Records contained in a dataset
☆ ☆ ☆ ☆

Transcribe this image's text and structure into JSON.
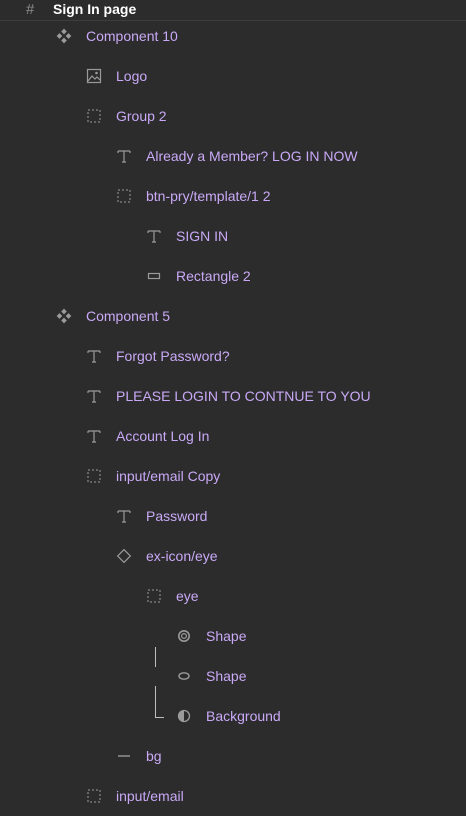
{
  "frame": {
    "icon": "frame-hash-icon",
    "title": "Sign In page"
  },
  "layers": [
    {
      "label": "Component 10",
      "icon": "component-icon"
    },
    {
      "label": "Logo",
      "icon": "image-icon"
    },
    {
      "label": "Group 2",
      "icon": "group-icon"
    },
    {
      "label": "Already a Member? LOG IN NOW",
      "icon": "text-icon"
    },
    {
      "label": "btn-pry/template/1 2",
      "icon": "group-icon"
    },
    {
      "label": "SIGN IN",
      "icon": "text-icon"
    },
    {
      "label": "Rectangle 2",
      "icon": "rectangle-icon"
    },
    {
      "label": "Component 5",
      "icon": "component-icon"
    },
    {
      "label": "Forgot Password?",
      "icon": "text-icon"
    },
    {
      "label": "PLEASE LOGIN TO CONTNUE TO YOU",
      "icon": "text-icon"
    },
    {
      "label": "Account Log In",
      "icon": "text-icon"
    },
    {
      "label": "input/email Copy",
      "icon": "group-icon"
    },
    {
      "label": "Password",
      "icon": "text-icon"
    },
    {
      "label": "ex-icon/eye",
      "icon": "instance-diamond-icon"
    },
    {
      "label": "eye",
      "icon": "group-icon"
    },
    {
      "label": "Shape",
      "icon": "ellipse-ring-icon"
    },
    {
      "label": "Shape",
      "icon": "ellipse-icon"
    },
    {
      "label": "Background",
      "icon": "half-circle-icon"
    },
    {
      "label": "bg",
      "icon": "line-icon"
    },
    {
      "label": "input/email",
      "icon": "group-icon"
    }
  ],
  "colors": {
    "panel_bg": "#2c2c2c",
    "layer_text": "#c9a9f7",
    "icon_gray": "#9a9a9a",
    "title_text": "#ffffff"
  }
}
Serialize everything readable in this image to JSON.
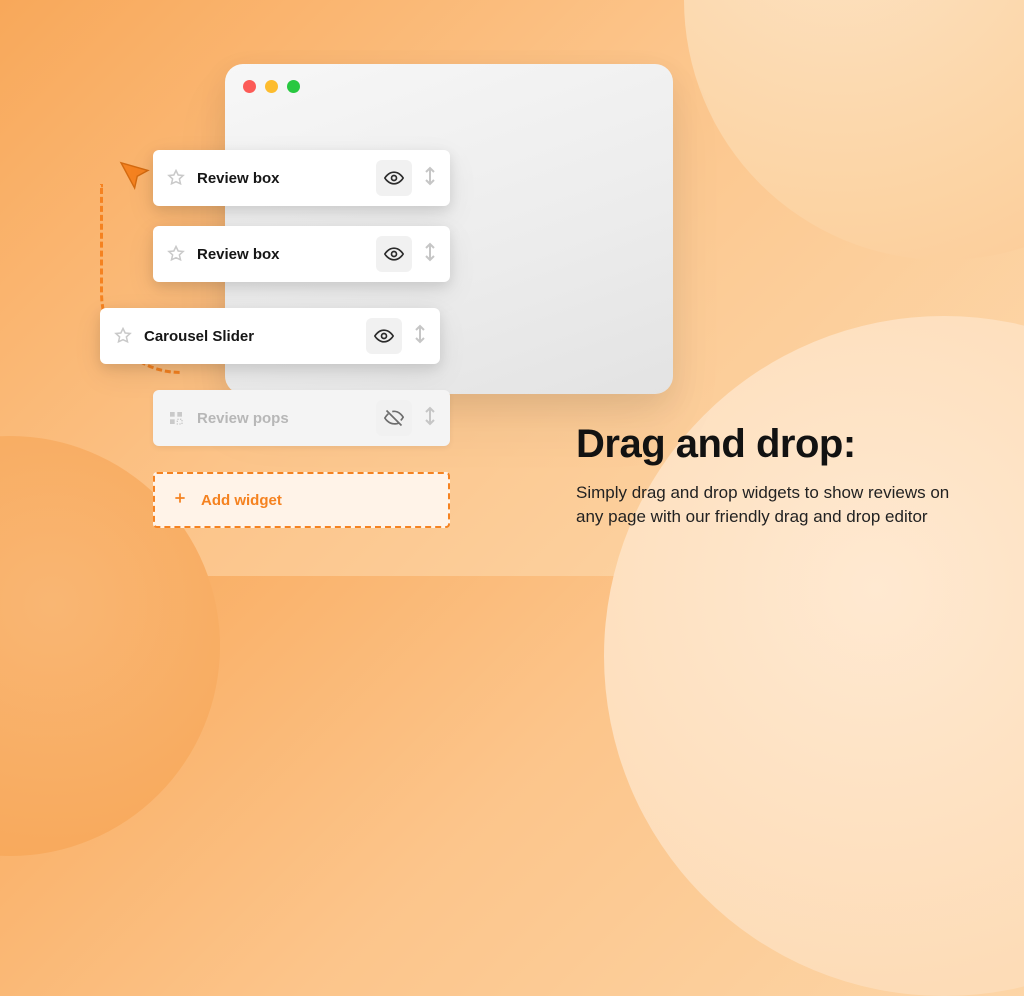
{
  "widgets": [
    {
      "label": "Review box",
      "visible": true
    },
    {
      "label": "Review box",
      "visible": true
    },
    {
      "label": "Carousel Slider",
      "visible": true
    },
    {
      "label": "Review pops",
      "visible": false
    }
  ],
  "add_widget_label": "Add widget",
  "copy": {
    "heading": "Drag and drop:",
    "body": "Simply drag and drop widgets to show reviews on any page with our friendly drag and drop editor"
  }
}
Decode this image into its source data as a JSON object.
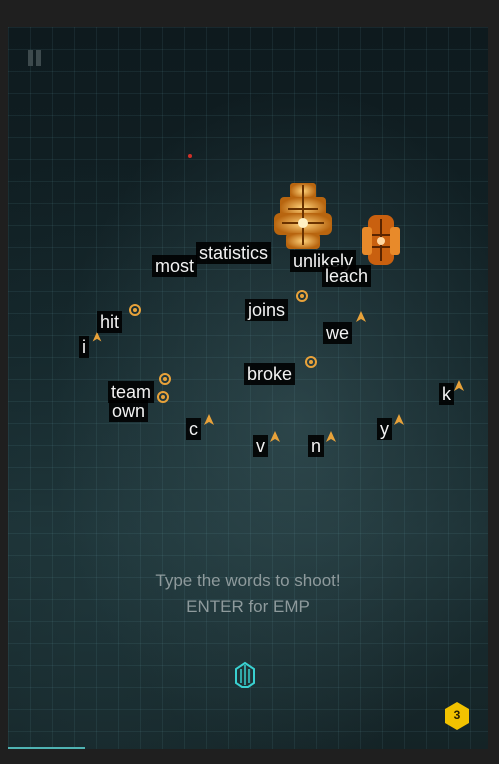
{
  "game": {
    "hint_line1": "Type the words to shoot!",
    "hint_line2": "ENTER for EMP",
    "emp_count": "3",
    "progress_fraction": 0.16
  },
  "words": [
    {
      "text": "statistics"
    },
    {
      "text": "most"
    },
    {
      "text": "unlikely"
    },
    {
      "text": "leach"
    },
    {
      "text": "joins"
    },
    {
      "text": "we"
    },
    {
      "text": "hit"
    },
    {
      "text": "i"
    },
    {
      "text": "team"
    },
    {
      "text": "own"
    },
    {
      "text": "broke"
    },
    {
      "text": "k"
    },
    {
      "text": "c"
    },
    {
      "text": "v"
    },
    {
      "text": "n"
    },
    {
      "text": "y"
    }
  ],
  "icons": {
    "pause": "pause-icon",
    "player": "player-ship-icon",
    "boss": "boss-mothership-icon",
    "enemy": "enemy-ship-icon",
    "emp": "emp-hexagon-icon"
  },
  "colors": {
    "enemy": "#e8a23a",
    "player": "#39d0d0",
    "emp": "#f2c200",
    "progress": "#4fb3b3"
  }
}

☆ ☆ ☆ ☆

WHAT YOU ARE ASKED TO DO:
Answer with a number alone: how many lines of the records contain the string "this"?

ANSWER TO THE PROBLEM:
3